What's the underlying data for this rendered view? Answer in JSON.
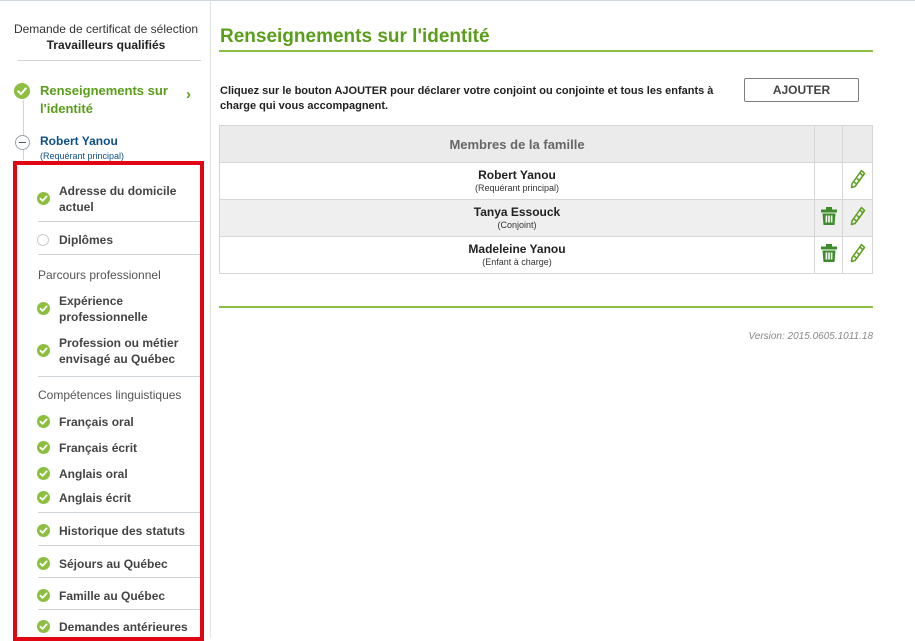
{
  "colors": {
    "accent": "#5a9e1a",
    "check": "#8cbf3f",
    "link": "#0d4f8b",
    "highlight_box": "#e10613"
  },
  "sidebar": {
    "application_title": "Demande de certificat de sélection",
    "program": "Travailleurs qualifiés",
    "current_step": {
      "label": "Renseignements sur l'identité",
      "icon": "check-circle-icon",
      "chevron": "›"
    },
    "person": {
      "name": "Robert Yanou",
      "role": "(Requérant principal)"
    },
    "items": [
      {
        "label": "Adresse du domicile actuel",
        "status": "complete"
      },
      {
        "label": "Diplômes",
        "status": "incomplete"
      }
    ],
    "sections": [
      {
        "title": "Parcours professionnel",
        "items": [
          {
            "label": "Expérience professionnelle",
            "status": "complete"
          },
          {
            "label": "Profession ou métier envisagé au Québec",
            "status": "complete"
          }
        ]
      },
      {
        "title": "Compétences linguistiques",
        "items": [
          {
            "label": "Français oral",
            "status": "complete"
          },
          {
            "label": "Français écrit",
            "status": "complete"
          },
          {
            "label": "Anglais oral",
            "status": "complete"
          },
          {
            "label": "Anglais écrit",
            "status": "complete"
          }
        ]
      }
    ],
    "more_items": [
      {
        "label": "Historique des statuts",
        "status": "complete"
      },
      {
        "label": "Séjours au Québec",
        "status": "complete"
      },
      {
        "label": "Famille au Québec",
        "status": "complete"
      },
      {
        "label": "Demandes antérieures",
        "status": "complete"
      }
    ]
  },
  "main": {
    "title": "Renseignements sur l'identité",
    "instructions": "Cliquez sur le bouton AJOUTER pour déclarer votre conjoint ou conjointe et tous les enfants à charge qui vous accompagnent.",
    "add_button": "AJOUTER",
    "table": {
      "header": "Membres de la famille",
      "rows": [
        {
          "name": "Robert Yanou",
          "role": "(Requérant principal)",
          "icons": [
            "edit-icon"
          ]
        },
        {
          "name": "Tanya Essouck",
          "role": "(Conjoint)",
          "icons": [
            "delete-icon",
            "edit-icon"
          ]
        },
        {
          "name": "Madeleine Yanou",
          "role": "(Enfant à charge)",
          "icons": [
            "delete-icon",
            "edit-icon"
          ]
        }
      ]
    },
    "version": "Version: 2015.0605.1011.18"
  }
}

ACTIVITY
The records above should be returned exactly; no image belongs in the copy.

RESPONSE BOX
What's the underlying data for this rendered view? Answer in JSON.
{
  "colors": {
    "accent": "#5a9e1a",
    "check": "#8cbf3f",
    "link": "#0d4f8b",
    "highlight_box": "#e10613"
  },
  "sidebar": {
    "application_title": "Demande de certificat de sélection",
    "program": "Travailleurs qualifiés",
    "current_step": {
      "label": "Renseignements sur l'identité",
      "icon": "check-circle-icon",
      "chevron": "›"
    },
    "person": {
      "name": "Robert Yanou",
      "role": "(Requérant principal)"
    },
    "items": [
      {
        "label": "Adresse du domicile actuel",
        "status": "complete"
      },
      {
        "label": "Diplômes",
        "status": "incomplete"
      }
    ],
    "sections": [
      {
        "title": "Parcours professionnel",
        "items": [
          {
            "label": "Expérience professionnelle",
            "status": "complete"
          },
          {
            "label": "Profession ou métier envisagé au Québec",
            "status": "complete"
          }
        ]
      },
      {
        "title": "Compétences linguistiques",
        "items": [
          {
            "label": "Français oral",
            "status": "complete"
          },
          {
            "label": "Français écrit",
            "status": "complete"
          },
          {
            "label": "Anglais oral",
            "status": "complete"
          },
          {
            "label": "Anglais écrit",
            "status": "complete"
          }
        ]
      }
    ],
    "more_items": [
      {
        "label": "Historique des statuts",
        "status": "complete"
      },
      {
        "label": "Séjours au Québec",
        "status": "complete"
      },
      {
        "label": "Famille au Québec",
        "status": "complete"
      },
      {
        "label": "Demandes antérieures",
        "status": "complete"
      }
    ]
  },
  "main": {
    "title": "Renseignements sur l'identité",
    "instructions": "Cliquez sur le bouton AJOUTER pour déclarer votre conjoint ou conjointe et tous les enfants à charge qui vous accompagnent.",
    "add_button": "AJOUTER",
    "table": {
      "header": "Membres de la famille",
      "rows": [
        {
          "name": "Robert Yanou",
          "role": "(Requérant principal)",
          "icons": [
            "edit-icon"
          ]
        },
        {
          "name": "Tanya Essouck",
          "role": "(Conjoint)",
          "icons": [
            "delete-icon",
            "edit-icon"
          ]
        },
        {
          "name": "Madeleine Yanou",
          "role": "(Enfant à charge)",
          "icons": [
            "delete-icon",
            "edit-icon"
          ]
        }
      ]
    },
    "version": "Version: 2015.0605.1011.18"
  }
}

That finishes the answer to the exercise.